4619* gcry_strerror:                         Error Strings.       (line   7)
4620* gcry_strsource:                        Error Strings.       (line  13)
4621* int <1>:                               Working with sets of data.
4622                                                              (line  51)
4623* int:                                   Working with hash algorithms.
4624                                                              (line 184)
4625
4626
4627
4628Tag Table:
4629Node: Top730
4630Node: Introduction6207
4631Node: Getting Started6581
4632Node: Features7464
4633Node: Overview8254
4634Node: Preparation8902
4635Node: Header9700

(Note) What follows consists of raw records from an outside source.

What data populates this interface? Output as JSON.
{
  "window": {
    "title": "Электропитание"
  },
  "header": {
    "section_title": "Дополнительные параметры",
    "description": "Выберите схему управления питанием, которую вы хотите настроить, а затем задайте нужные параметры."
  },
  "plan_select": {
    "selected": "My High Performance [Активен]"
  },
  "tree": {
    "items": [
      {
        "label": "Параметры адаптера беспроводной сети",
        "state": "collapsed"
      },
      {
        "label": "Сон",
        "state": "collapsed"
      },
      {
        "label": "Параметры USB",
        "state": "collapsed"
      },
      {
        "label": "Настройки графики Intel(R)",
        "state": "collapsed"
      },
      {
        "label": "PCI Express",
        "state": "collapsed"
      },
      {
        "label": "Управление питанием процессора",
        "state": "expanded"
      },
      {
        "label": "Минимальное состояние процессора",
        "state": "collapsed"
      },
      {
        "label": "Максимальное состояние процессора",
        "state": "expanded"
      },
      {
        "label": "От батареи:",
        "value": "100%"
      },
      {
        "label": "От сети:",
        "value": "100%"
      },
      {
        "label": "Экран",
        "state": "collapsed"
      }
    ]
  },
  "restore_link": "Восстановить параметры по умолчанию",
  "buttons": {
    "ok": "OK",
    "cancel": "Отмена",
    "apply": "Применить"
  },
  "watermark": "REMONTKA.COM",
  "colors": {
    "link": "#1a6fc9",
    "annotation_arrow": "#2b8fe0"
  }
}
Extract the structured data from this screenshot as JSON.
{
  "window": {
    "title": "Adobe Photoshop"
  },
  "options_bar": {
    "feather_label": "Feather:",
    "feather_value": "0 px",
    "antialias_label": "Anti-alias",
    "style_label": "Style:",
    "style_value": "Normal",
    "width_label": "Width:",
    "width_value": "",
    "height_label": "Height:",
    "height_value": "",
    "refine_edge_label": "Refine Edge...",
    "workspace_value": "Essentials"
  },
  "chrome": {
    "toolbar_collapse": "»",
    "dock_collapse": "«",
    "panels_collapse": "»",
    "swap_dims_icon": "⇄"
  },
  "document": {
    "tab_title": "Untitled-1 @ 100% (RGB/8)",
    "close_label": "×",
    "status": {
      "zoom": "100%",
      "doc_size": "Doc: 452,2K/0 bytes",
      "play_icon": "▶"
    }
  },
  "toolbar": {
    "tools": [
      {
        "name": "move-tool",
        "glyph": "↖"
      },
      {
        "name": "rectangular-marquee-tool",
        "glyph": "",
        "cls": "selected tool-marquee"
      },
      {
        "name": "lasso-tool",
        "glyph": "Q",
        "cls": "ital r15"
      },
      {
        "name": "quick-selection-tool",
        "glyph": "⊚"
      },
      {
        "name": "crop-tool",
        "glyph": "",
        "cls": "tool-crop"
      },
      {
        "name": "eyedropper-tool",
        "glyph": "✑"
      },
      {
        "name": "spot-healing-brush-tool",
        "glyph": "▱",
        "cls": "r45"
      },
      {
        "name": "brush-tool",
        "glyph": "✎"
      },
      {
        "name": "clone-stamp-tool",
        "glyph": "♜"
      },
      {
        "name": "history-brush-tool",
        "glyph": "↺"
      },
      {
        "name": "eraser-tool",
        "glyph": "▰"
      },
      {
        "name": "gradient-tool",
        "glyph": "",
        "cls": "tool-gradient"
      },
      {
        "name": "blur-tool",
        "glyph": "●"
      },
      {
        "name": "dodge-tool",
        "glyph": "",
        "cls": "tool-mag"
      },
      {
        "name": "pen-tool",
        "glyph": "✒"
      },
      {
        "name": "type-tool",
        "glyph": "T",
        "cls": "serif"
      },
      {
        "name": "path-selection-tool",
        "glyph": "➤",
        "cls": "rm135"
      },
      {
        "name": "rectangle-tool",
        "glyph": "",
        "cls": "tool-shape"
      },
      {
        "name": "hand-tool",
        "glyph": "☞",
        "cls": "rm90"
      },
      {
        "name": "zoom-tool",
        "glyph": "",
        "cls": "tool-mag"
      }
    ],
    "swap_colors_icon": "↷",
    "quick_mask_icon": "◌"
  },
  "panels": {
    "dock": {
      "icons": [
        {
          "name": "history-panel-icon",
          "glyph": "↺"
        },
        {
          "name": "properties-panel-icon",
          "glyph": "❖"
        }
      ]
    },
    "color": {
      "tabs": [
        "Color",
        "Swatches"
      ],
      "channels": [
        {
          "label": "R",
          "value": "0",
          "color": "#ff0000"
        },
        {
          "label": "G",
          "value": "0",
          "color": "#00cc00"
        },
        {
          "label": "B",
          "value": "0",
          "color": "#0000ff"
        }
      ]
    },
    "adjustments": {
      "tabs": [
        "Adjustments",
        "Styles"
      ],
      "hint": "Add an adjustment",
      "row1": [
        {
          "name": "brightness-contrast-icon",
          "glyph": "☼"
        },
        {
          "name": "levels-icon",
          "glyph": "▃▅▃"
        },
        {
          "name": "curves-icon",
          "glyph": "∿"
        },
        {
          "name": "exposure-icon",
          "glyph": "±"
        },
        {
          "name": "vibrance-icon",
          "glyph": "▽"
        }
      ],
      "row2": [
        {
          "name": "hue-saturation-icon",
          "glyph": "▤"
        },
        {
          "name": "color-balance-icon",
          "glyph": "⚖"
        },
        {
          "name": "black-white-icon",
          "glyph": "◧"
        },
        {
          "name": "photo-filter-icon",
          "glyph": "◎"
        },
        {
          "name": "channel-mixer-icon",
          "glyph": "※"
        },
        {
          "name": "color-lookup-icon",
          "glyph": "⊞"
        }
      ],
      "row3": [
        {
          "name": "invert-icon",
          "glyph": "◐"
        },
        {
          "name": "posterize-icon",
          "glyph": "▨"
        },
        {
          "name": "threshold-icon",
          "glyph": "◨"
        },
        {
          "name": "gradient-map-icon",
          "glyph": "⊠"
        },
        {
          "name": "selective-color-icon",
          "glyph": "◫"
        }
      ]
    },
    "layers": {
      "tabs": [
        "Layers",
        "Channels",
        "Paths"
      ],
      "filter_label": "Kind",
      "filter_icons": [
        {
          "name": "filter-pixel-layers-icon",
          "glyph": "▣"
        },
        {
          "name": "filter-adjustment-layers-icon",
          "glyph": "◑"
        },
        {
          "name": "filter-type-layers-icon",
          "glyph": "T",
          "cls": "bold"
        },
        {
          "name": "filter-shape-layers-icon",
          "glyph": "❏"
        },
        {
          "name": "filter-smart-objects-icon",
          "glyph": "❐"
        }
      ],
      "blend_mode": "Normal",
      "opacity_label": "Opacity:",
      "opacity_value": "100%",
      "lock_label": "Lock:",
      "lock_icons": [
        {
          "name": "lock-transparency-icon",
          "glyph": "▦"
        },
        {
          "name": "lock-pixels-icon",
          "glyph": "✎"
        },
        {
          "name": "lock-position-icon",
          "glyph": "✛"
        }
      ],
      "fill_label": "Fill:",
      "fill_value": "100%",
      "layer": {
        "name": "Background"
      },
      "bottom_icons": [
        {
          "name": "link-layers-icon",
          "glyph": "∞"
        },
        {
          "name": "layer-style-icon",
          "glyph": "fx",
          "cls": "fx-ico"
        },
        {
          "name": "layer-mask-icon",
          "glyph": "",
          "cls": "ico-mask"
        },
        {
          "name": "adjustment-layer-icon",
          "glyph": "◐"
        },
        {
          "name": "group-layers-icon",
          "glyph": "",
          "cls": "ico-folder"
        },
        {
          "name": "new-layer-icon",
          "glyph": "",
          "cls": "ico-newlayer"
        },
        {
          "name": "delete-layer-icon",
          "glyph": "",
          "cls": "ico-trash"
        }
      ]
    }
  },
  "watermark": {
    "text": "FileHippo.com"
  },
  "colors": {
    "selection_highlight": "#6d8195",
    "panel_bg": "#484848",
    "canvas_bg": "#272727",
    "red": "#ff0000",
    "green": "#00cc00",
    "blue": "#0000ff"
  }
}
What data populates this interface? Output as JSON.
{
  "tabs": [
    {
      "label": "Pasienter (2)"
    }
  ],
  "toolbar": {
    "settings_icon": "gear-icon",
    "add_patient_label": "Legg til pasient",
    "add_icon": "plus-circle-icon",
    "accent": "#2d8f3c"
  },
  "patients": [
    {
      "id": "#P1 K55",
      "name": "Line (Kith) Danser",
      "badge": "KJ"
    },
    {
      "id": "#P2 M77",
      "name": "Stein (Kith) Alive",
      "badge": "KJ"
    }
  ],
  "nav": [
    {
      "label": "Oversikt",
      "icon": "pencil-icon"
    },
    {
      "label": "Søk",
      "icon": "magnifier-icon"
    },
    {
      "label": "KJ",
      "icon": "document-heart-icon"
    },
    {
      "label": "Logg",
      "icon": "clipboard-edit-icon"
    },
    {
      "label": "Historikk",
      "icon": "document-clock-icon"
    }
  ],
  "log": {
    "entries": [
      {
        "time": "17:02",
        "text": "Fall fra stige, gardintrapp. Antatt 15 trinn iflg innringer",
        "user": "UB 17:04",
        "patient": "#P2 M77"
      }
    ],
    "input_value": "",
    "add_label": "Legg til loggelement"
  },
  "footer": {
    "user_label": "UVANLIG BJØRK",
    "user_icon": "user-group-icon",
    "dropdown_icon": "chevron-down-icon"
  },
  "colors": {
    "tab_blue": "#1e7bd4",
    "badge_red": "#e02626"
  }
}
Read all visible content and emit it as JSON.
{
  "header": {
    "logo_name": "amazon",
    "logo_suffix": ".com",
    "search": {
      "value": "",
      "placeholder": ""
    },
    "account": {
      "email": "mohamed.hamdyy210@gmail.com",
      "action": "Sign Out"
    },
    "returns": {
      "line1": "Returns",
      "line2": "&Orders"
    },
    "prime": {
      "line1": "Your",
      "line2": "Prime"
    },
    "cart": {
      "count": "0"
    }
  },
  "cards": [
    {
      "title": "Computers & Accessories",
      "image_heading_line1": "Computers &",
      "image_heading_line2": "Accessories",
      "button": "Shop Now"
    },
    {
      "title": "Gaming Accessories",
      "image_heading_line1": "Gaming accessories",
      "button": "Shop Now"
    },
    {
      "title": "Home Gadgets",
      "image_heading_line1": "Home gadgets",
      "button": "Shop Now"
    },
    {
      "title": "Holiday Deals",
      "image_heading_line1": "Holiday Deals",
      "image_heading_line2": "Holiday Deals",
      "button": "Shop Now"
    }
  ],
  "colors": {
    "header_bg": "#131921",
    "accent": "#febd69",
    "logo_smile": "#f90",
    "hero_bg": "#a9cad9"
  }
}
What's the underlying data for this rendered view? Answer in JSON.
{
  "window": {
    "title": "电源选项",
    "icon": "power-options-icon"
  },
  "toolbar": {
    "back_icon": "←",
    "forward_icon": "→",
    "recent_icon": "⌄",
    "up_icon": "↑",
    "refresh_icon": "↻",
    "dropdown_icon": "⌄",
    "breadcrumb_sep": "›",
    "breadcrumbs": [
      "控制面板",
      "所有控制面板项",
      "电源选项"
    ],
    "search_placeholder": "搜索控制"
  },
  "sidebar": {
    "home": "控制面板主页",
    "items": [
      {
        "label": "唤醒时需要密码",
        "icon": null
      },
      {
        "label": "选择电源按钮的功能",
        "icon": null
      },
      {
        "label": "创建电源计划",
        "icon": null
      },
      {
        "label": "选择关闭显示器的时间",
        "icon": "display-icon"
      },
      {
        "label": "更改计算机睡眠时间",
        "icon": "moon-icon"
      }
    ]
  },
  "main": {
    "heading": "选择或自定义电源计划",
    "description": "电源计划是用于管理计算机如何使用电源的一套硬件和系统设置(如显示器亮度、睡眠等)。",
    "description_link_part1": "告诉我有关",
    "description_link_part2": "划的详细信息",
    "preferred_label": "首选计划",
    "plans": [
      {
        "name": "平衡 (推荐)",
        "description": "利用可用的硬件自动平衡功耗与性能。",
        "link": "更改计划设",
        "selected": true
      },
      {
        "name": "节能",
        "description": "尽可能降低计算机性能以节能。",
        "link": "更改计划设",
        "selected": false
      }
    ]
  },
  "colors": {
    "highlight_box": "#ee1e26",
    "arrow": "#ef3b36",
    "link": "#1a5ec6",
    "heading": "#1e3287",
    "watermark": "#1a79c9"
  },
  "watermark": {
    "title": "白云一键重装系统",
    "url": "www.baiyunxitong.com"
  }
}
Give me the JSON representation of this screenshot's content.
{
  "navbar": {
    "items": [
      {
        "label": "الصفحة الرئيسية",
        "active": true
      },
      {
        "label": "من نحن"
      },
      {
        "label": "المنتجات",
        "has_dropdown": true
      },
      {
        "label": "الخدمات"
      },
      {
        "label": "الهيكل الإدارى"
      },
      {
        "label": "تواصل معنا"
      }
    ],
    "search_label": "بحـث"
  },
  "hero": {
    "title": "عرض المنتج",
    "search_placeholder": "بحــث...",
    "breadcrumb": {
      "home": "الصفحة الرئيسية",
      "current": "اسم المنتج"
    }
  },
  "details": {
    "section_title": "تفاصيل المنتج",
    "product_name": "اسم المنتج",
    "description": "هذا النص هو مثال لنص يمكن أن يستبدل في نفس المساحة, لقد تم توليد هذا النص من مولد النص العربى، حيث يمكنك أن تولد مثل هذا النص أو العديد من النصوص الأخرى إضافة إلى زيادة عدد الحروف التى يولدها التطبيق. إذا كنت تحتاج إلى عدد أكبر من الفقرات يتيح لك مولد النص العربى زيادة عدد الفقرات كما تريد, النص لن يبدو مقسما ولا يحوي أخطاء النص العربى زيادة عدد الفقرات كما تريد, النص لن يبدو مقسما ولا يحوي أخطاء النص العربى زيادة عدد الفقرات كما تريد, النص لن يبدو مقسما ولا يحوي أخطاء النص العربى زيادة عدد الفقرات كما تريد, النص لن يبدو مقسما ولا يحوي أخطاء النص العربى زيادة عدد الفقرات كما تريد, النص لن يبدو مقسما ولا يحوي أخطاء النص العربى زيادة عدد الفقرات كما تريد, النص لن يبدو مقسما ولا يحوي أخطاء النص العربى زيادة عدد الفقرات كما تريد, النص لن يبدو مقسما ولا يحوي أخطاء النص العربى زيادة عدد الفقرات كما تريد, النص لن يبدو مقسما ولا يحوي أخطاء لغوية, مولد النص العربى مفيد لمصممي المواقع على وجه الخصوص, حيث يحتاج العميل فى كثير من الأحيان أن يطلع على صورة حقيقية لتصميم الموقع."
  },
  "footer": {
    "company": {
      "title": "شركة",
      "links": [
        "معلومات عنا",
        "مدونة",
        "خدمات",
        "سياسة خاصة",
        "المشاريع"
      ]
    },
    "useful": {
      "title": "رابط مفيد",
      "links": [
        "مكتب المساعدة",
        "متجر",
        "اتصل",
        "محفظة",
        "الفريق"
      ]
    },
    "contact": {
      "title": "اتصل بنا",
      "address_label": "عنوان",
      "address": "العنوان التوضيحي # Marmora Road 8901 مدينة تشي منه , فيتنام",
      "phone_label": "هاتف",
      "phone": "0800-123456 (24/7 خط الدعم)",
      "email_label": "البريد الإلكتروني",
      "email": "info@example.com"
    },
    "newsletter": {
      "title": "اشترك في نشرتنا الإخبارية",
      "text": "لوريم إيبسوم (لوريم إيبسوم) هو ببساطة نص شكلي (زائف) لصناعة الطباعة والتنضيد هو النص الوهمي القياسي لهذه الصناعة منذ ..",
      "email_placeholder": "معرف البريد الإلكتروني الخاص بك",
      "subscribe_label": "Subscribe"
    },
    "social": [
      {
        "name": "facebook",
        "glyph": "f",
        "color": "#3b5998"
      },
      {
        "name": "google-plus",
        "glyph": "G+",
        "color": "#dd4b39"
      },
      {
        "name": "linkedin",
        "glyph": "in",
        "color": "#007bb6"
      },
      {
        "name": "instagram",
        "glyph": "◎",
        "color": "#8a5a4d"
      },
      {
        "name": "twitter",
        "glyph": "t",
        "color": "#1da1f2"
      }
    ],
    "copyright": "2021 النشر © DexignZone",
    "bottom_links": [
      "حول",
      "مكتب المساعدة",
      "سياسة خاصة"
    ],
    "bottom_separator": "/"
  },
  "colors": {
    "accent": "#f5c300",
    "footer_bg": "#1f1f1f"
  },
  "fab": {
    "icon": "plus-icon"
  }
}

4636Node: Building sources10583
4637Node: Building sources using Automake12505
4638Node: Initializing the library13686
4639Node: Multi Threading14729
4640Ref: Multi Threading-Footnote-118634
4641Node: Generalities19042
4642Node: Controlling the library19367
4643Node: Modules19751
4644Node: Error Handling20530
4645Node: Error Values23055
4646Node: Error Sources27995
4647Node: Error Codes30266
4648Node: Error Strings33227
4649Node: Handler Functions34379
4650Node: Progress handler34938
4651Node: Allocation handler36885
4652Node: Error handler38180
4653Node: Logging handler39237
4654Node: Symmetric cryptography39743
4655Node: Available ciphers40532
4656Node: Cipher modules42436
4657Node: Available cipher modes46959
4658Node: Working with cipher handles47638
4659Node: General cipher functions55498
4660Node: Hashing57975
4661Node: Available hash algorithms58781
4662Node: Hash algorithm modules60808
4663Node: Working with hash algorithms64655
4664Node: Public Key cryptography (I)75048
4665Node: Available algorithms75901
4666Node: Used S-expressions76254
4667Node: Public key modules78046
4668Node: Cryptographic Functions83634
4669Node: General public-key related Functions91123
4670Node: Public Key cryptography (II)98345
4671Node: Available asymmetric algorithms99252
4672Node: Working with sets of data99932
4673Node: Working with handles102954
4674Node: Working with keys103898
4675Node: Using cryptographic functions107960
4676Node: Handle-independent functions109778
4677Node: Random Numbers110392
4678Node: Quality of random numbers110687
4679Node: Retrieving random numbers111343
4680Node: S-expressions112755
4681Node: Data types for S-expressions113399
4682Node: Working with S-expressions113725
4683Node: MPI library122259
4684Node: Data types123567
4685Node: Basic functions123773
4686Node: MPI formats125841
4687Node: Calculations128631
4688Node: Comparisons130886
4689Node: Bit manipulations131504
4690Node: Miscellaneous132648
4691Node: Utilities134492
4692Node: Memory allocation134696
4693Node: Library Copying135952
4694Node: Copying164116
4695Node: Concept Index183319
4696Node: Function and Data Index184274
4697
4698End Tag Table